Like many of us, I spent several years working for a piece of paper that officially declares me an artist (7 years altogether), but is this really what defines me as a creative?
In business I see the utilitarian value of a masters degree, because I’d really like the people who handle our hard-earned money to be licensed and to know how finance and money work, and I bet nobody would want to hear their doctor say: “Well you know, I never really made it through medical school, but don’t worry, I’ll do your colonoscopy anyway.” But bums aside, does this (expensive) piece of paper really deliver in the way that a banking licence or MD does, or is it but a side product of the communal wish to unify the school system?
Seeing that the current system for delivering knowledge was build by capitalists who wished for nothing more than a compliant, malleable workforce to fill up their factories, the whole point of such a system was to diminish avid creative endeavours and focus more on boxing up peoples abstract interests into shapes that the system could understand, sort and use. And in doing so produced, among many unwanted side effects, the current creative crisis, more commonly refereed to as ones midlife crisis. But if we focus only on the school system’s effects on artistry and its teaching (and not counting the few schools who made a stand against such box-making efforts, especially in the 60s and 70s) I see quite a few conundrums.
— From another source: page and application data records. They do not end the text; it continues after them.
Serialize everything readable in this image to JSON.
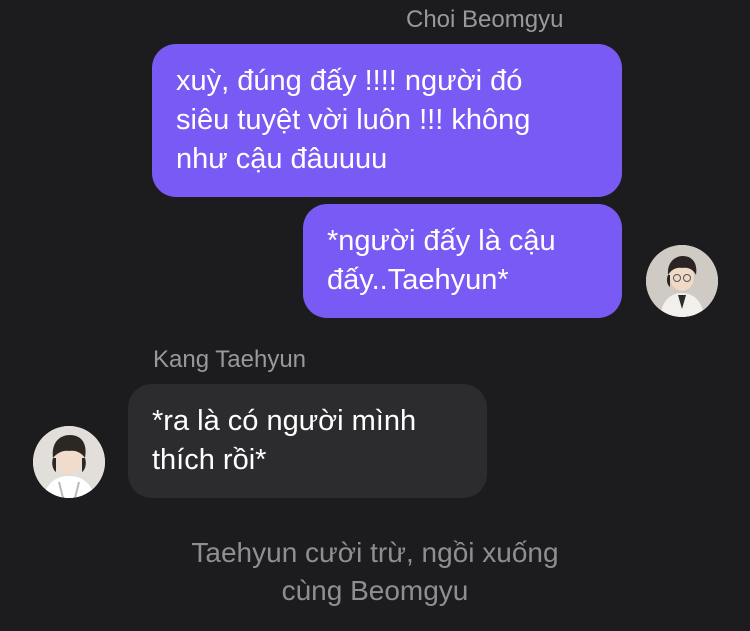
{
  "colors": {
    "background": "#1c1c1e",
    "outgoing_bubble": "#7a5af5",
    "incoming_bubble": "#2c2c2e",
    "name_text": "#98989d",
    "narration_text": "#8e8e93"
  },
  "messages": {
    "outgoing_sender": "Choi Beomgyu",
    "outgoing_1": {
      "lines": [
        "xuỳ, đúng đấy !!!! người đó",
        "siêu tuyệt vời luôn !!! không",
        "như cậu đâuuuu"
      ]
    },
    "outgoing_2": {
      "lines": [
        "*người đấy là cậu",
        "đấy..Taehyun*"
      ]
    },
    "outgoing_avatar_icon": "avatar-photo-icon",
    "incoming_sender": "Kang Taehyun",
    "incoming_1": {
      "lines": [
        "*ra là có người mình",
        "thích rồi*"
      ]
    },
    "incoming_avatar_icon": "avatar-photo-icon"
  },
  "narration": {
    "lines": [
      "Taehyun cười trừ, ngồi xuống",
      "cùng Beomgyu"
    ]
  }
}
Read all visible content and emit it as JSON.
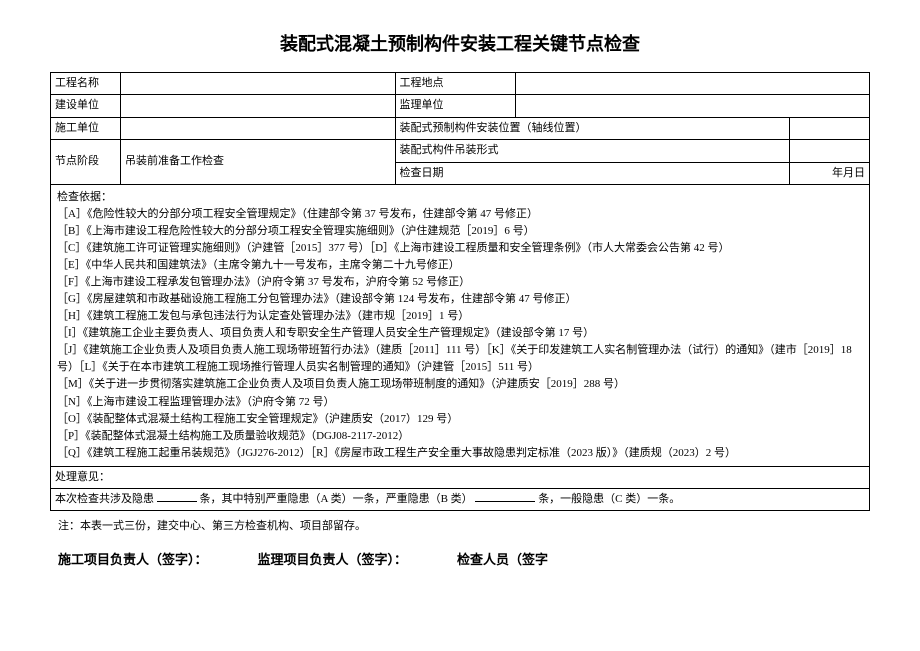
{
  "title": "装配式混凝土预制构件安装工程关键节点检查",
  "header": {
    "project_name_label": "工程名称",
    "project_name": "",
    "project_location_label": "工程地点",
    "project_location": "",
    "build_unit_label": "建设单位",
    "build_unit": "",
    "supervise_unit_label": "监理单位",
    "supervise_unit": "",
    "construct_unit_label": "施工单位",
    "construct_unit": "",
    "install_pos_label": "装配式预制构件安装位置（轴线位置）",
    "install_pos": "",
    "stage_label": "节点阶段",
    "stage_value": "吊装前准备工作检查",
    "hoist_form_label": "装配式构件吊装形式",
    "hoist_form": "",
    "check_date_label": "检查日期",
    "check_date_value": "年月日"
  },
  "basis_label": "检查依据：",
  "basis_items": [
    "［A］《危险性较大的分部分项工程安全管理规定》（住建部令第 37 号发布，住建部令第 47 号修正）",
    "［B］《上海市建设工程危险性较大的分部分项工程安全管理实施细则》（沪住建规范［2019］6 号）",
    "［C］《建筑施工许可证管理实施细则》（沪建管［2015］377 号）［D］《上海市建设工程质量和安全管理条例》（市人大常委会公告第 42 号）",
    "［E］《中华人民共和国建筑法》（主席令第九十一号发布，主席令第二十九号修正）",
    "［F］《上海市建设工程承发包管理办法》（沪府令第 37 号发布，沪府令第 52 号修正）",
    "［G］《房屋建筑和市政基础设施工程施工分包管理办法》（建设部令第 124 号发布，住建部令第 47 号修正）",
    "［H］《建筑工程施工发包与承包违法行为认定查处管理办法》（建市规［2019］1 号）",
    "［I］《建筑施工企业主要负责人、项目负责人和专职安全生产管理人员安全生产管理规定》（建设部令第 17 号）",
    "［J］《建筑施工企业负责人及项目负责人施工现场带班暂行办法》（建质［2011］111 号）［K］《关于印发建筑工人实名制管理办法（试行）的通知》（建市［2019］18 号）［L］《关于在本市建筑工程施工现场推行管理人员实名制管理的通知》（沪建管［2015］511 号）",
    "［M］《关于进一步贯彻落实建筑施工企业负责人及项目负责人施工现场带班制度的通知》（沪建质安［2019］288 号）",
    "［N］《上海市建设工程监理管理办法》（沪府令第 72 号）",
    "［O］《装配整体式混凝土结构工程施工安全管理规定》（沪建质安（2017）129 号）",
    "［P］《装配整体式混凝土结构施工及质量验收规范》（DGJ08-2117-2012）",
    "［Q］《建筑工程施工起重吊装规范》（JGJ276-2012）［R］《房屋市政工程生产安全重大事故隐患判定标准（2023 版）》（建质规（2023）2 号）"
  ],
  "opinion_label": "处理意见：",
  "summary": {
    "prefix": "本次检查共涉及隐患",
    "unit1": "条，其中特别严重隐患（A 类）一条，严重隐患（B 类）",
    "unit2": "条，一般隐患（C 类）一条。"
  },
  "footnote": "注：本表一式三份，建交中心、第三方检查机构、项目部留存。",
  "sign": {
    "constructor": "施工项目负责人（签字）：",
    "supervisor": "监理项目负责人（签字）：",
    "inspector": "检查人员（签字"
  }
}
Sure, we can grade people on the their skill level; if Sally paints more realistically than Joshua, then by the merits embodied by hyperrealism, Sally should be graded higher than Josh. But is this really how art works? My lines are straighter then yours, my ovals are more plump and my colour palate is more to taste? And god forbid we put another artist in the mix, who only does abstractions. How does one compare them then?
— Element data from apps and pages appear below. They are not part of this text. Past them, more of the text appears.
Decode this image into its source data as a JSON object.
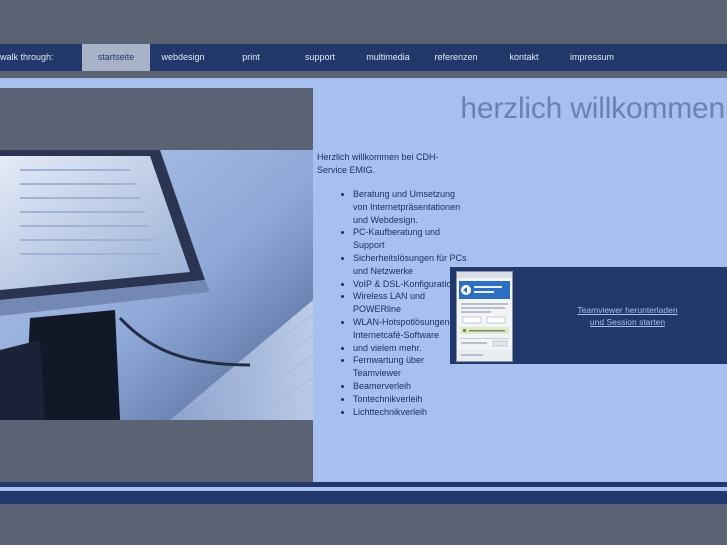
{
  "nav": {
    "label": "walk through:",
    "items": [
      {
        "label": "startseite",
        "active": true
      },
      {
        "label": "webdesign"
      },
      {
        "label": "print"
      },
      {
        "label": "support"
      },
      {
        "label": "multimedia"
      },
      {
        "label": "referenzen"
      },
      {
        "label": "kontakt"
      },
      {
        "label": "impressum"
      }
    ]
  },
  "main": {
    "title": "herzlich willkommen",
    "intro": "Herzlich willkommen bei CDH-Service EMIG.",
    "features": [
      "Beratung und Umsetzung von Internetpräsentationen und Webdesign.",
      "PC-Kaufberatung und Support",
      "Sicherheitslösungen für PCs und Netzwerke",
      "VoIP & DSL-Konfiguration",
      "Wireless LAN und POWERline",
      "WLAN-Hotspotlösungen und Internetcafé-Software",
      "und vielem mehr.",
      "Fernwartung über Teamviewer",
      "Beamerverleih",
      "Tontechnikverleih",
      "Lichttechnikverleih"
    ]
  },
  "teamviewer": {
    "link_line1": "Teamviewer herunterladen",
    "link_line2": "und Session starten"
  },
  "colors": {
    "background": "#5b6274",
    "nav": "#22386b",
    "content": "#a8c0f0",
    "title": "#6a81b5"
  }
}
Sure there is a good side of going to a famous art academy, if nothing else the lifelong connections and friendships that are formed there are priceless. But apart from these, does the current school system really deliver on its promises to artists as it does to economists and biologists? And I don’t mean to say just learn everything from Youtube videos and call it a day, my doubts are merely focused on the amount of knowledge and skill one can get from paying for art school compared to how much one gets, when enrolling into as similarly famous business school instead?